In mid-2004 the Department of Defense conducted a survey of linguistic skill among military personnel (including Special Forces and intelligence specialists), focusing on a dozen languages deemed most critical given current operations and possible future commitments.
Farsi (Iranian) 892
Note the curious absence of Urdu and Pushtu, the two most common languages in Pakistan. Pushtu is also the language spoken by the largest minority in Afghanistan (about 40 percent of the population), and the tribes that provide most of the support to the Taliban.
Given that the U.S. has been deeply involved in the Middle East for several decades, not to mention having fought a war there in 1990-1991 and another since 2001, or that we've been worried about a war in the Far East for decades now, the figures suggest a distinct failure to have learned the language lesson of Vietnam.
Moreover, most of the personnel listed are native speakers, either immigrants or the offspring of immigrants, as can be seen by the very large Spanish speaking contingent. The large Filipino speaking group is the result of the special arrangements that permits citizens of the Philippines to serve in the U.S. armed forces.

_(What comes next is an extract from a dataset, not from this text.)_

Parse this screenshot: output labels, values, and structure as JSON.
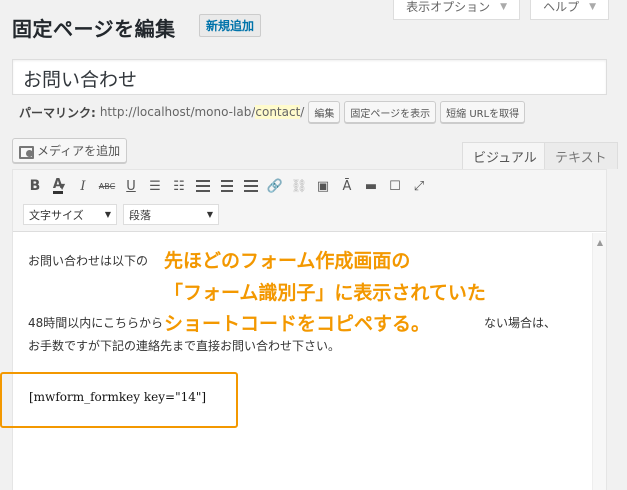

The Department of Defense is finally trying to come to grips with this problem. An aggressive program to recruit immigrants and the offspring of immigrants has been initiated. In addition, there is some talk about making skill in certain languages a mandatory requirement for officers, something for which they would have an impact on their career prospects.

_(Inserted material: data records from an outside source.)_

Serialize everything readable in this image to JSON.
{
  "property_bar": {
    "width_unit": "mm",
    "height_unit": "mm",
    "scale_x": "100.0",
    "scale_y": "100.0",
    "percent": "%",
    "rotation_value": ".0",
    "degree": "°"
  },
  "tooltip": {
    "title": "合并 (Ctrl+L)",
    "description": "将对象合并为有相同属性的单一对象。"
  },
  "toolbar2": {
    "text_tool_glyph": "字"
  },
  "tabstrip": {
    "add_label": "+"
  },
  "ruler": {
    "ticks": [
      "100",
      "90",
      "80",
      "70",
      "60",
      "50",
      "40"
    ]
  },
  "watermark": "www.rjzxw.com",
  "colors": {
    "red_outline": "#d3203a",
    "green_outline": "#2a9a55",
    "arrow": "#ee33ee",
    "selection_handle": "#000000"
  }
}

If such a program is initiated, officers would be ordered to lean a specific language. This would put significant organizational, cultural, and personnel management strains on the Armed Forces. It is generally considered that most people require two to three years of fairly intensive instruction to become reasonably fluent in a language of which they had hitherto had no knowledge. And some people are quite literally incapable of learning a new language.

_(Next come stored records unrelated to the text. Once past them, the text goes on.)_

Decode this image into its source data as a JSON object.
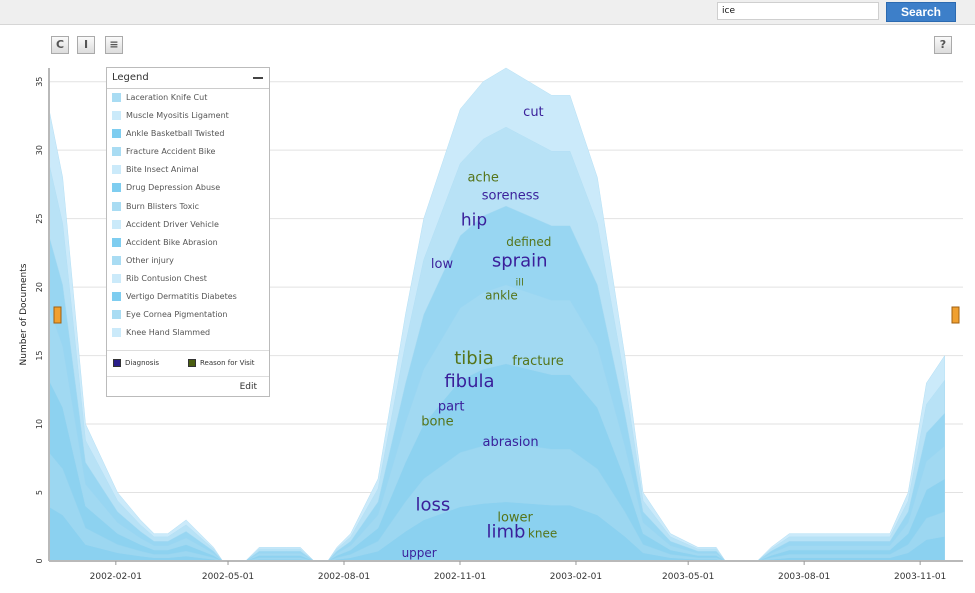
{
  "search": {
    "value": "ice",
    "button_label": "Search"
  },
  "toolbar": {
    "refresh_glyph": "C",
    "text_glyph": "I",
    "comment_glyph": "≡",
    "help_label": "?"
  },
  "legend": {
    "title": "Legend",
    "items": [
      {
        "label": "Laceration Knife Cut",
        "color": "#a9dcf3"
      },
      {
        "label": "Muscle Myositis Ligament",
        "color": "#cbeafa"
      },
      {
        "label": "Ankle Basketball Twisted",
        "color": "#7ecdf0"
      },
      {
        "label": "Fracture Accident Bike",
        "color": "#a9dcf3"
      },
      {
        "label": "Bite Insect Animal",
        "color": "#cbeafa"
      },
      {
        "label": "Drug Depression Abuse",
        "color": "#7ecdf0"
      },
      {
        "label": "Burn Blisters Toxic",
        "color": "#a9dcf3"
      },
      {
        "label": "Accident Driver Vehicle",
        "color": "#cbeafa"
      },
      {
        "label": "Accident Bike Abrasion",
        "color": "#7ecdf0"
      },
      {
        "label": "Other injury",
        "color": "#a9dcf3"
      },
      {
        "label": "Rib Contusion Chest",
        "color": "#cbeafa"
      },
      {
        "label": "Vertigo Dermatitis Diabetes",
        "color": "#7ecdf0"
      },
      {
        "label": "Eye Cornea Pigmentation",
        "color": "#a9dcf3"
      },
      {
        "label": "Knee Hand Slammed",
        "color": "#cbeafa"
      }
    ],
    "keys": [
      {
        "label": "Diagnosis",
        "color": "#2b1f8a"
      },
      {
        "label": "Reason for Visit",
        "color": "#4a5e10"
      }
    ],
    "edit_label": "Edit"
  },
  "chart_data": {
    "type": "area",
    "stacked": true,
    "ylabel": "Number of Documents",
    "ylim": [
      0,
      36
    ],
    "yticks": [
      0,
      5,
      10,
      15,
      20,
      25,
      30,
      35
    ],
    "x_range": [
      "2001-12-10",
      "2003-12-05"
    ],
    "x_ticks": [
      "2002-02-01",
      "2002-05-01",
      "2002-08-01",
      "2002-11-01",
      "2003-02-01",
      "2003-05-01",
      "2003-08-01",
      "2003-11-01"
    ],
    "grid": true,
    "colors": {
      "light": "#cbeafa",
      "mid": "#a9dcf3",
      "dark": "#7ecdf0",
      "text_diagnosis": "#3a1f9a",
      "text_reason": "#55741a"
    },
    "series_total": [
      [
        0,
        33
      ],
      [
        0.03,
        28
      ],
      [
        0.08,
        10
      ],
      [
        0.15,
        5
      ],
      [
        0.2,
        3
      ],
      [
        0.23,
        2
      ],
      [
        0.26,
        2
      ],
      [
        0.3,
        3
      ],
      [
        0.33,
        2
      ],
      [
        0.36,
        1
      ],
      [
        0.38,
        0
      ],
      [
        0.43,
        0
      ],
      [
        0.46,
        1
      ],
      [
        0.49,
        1
      ],
      [
        0.52,
        1
      ],
      [
        0.55,
        1
      ],
      [
        0.58,
        0
      ],
      [
        0.61,
        0
      ],
      [
        0.63,
        1
      ],
      [
        0.66,
        2
      ],
      [
        0.69,
        4
      ],
      [
        0.72,
        6
      ],
      [
        0.74,
        10
      ],
      [
        0.78,
        18
      ],
      [
        0.82,
        25
      ],
      [
        0.86,
        29
      ],
      [
        0.9,
        33
      ],
      [
        0.95,
        35
      ],
      [
        1.0,
        36
      ],
      [
        1.05,
        35
      ],
      [
        1.1,
        34
      ],
      [
        1.14,
        34
      ],
      [
        1.2,
        28
      ],
      [
        1.26,
        15
      ],
      [
        1.3,
        5
      ],
      [
        1.36,
        2
      ],
      [
        1.42,
        1
      ],
      [
        1.46,
        1
      ],
      [
        1.48,
        0
      ],
      [
        1.55,
        0
      ],
      [
        1.58,
        1
      ],
      [
        1.62,
        2
      ],
      [
        1.7,
        2
      ],
      [
        1.78,
        2
      ],
      [
        1.82,
        2
      ],
      [
        1.84,
        2
      ],
      [
        1.88,
        5
      ],
      [
        1.92,
        13
      ],
      [
        1.96,
        15
      ]
    ],
    "series_layers": [
      {
        "name": "band1",
        "scale": 0.88
      },
      {
        "name": "band2",
        "scale": 0.72
      },
      {
        "name": "band3",
        "scale": 0.56
      },
      {
        "name": "band4",
        "scale": 0.4
      },
      {
        "name": "band5",
        "scale": 0.24
      },
      {
        "name": "band6",
        "scale": 0.12
      }
    ],
    "terms": [
      {
        "text": "cut",
        "kind": "diagnosis",
        "x": 1.06,
        "y": 32.5,
        "size": 13
      },
      {
        "text": "ache",
        "kind": "reason",
        "x": 0.95,
        "y": 27.7,
        "size": 13
      },
      {
        "text": "soreness",
        "kind": "diagnosis",
        "x": 1.01,
        "y": 26.4,
        "size": 13
      },
      {
        "text": "hip",
        "kind": "diagnosis",
        "x": 0.93,
        "y": 24.5,
        "size": 17
      },
      {
        "text": "defined",
        "kind": "reason",
        "x": 1.05,
        "y": 23.0,
        "size": 12
      },
      {
        "text": "low",
        "kind": "diagnosis",
        "x": 0.86,
        "y": 21.4,
        "size": 13
      },
      {
        "text": "sprain",
        "kind": "diagnosis",
        "x": 1.03,
        "y": 21.5,
        "size": 18
      },
      {
        "text": "ill",
        "kind": "reason",
        "x": 1.03,
        "y": 20.1,
        "size": 10
      },
      {
        "text": "ankle",
        "kind": "reason",
        "x": 0.99,
        "y": 19.1,
        "size": 12
      },
      {
        "text": "tibia",
        "kind": "reason",
        "x": 0.93,
        "y": 14.4,
        "size": 18
      },
      {
        "text": "fracture",
        "kind": "reason",
        "x": 1.07,
        "y": 14.3,
        "size": 13
      },
      {
        "text": "fibula",
        "kind": "diagnosis",
        "x": 0.92,
        "y": 12.7,
        "size": 18
      },
      {
        "text": "part",
        "kind": "diagnosis",
        "x": 0.88,
        "y": 11.0,
        "size": 13
      },
      {
        "text": "bone",
        "kind": "reason",
        "x": 0.85,
        "y": 9.9,
        "size": 13
      },
      {
        "text": "abrasion",
        "kind": "diagnosis",
        "x": 1.01,
        "y": 8.4,
        "size": 13
      },
      {
        "text": "loss",
        "kind": "diagnosis",
        "x": 0.84,
        "y": 3.7,
        "size": 18
      },
      {
        "text": "lower",
        "kind": "reason",
        "x": 1.02,
        "y": 2.9,
        "size": 13
      },
      {
        "text": "limb",
        "kind": "diagnosis",
        "x": 1.0,
        "y": 1.7,
        "size": 18
      },
      {
        "text": "knee",
        "kind": "reason",
        "x": 1.08,
        "y": 1.7,
        "size": 12
      },
      {
        "text": "upper",
        "kind": "diagnosis",
        "x": 0.81,
        "y": 0.3,
        "size": 12
      }
    ]
  }
}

Reportedly, when the U.S. began to become seriously involved in Southeast Asia, in the early '60s, there were, in the entire Armed Forces, only three officers with a working knowledge of Vietnamese. Were it not for the large number of military personnel who spoke French, in which most educated Vietnamese were fluent, the war effort would have been seriously handicapped. One would think that lessons would have been drawn from this. Unfortunately, they were not.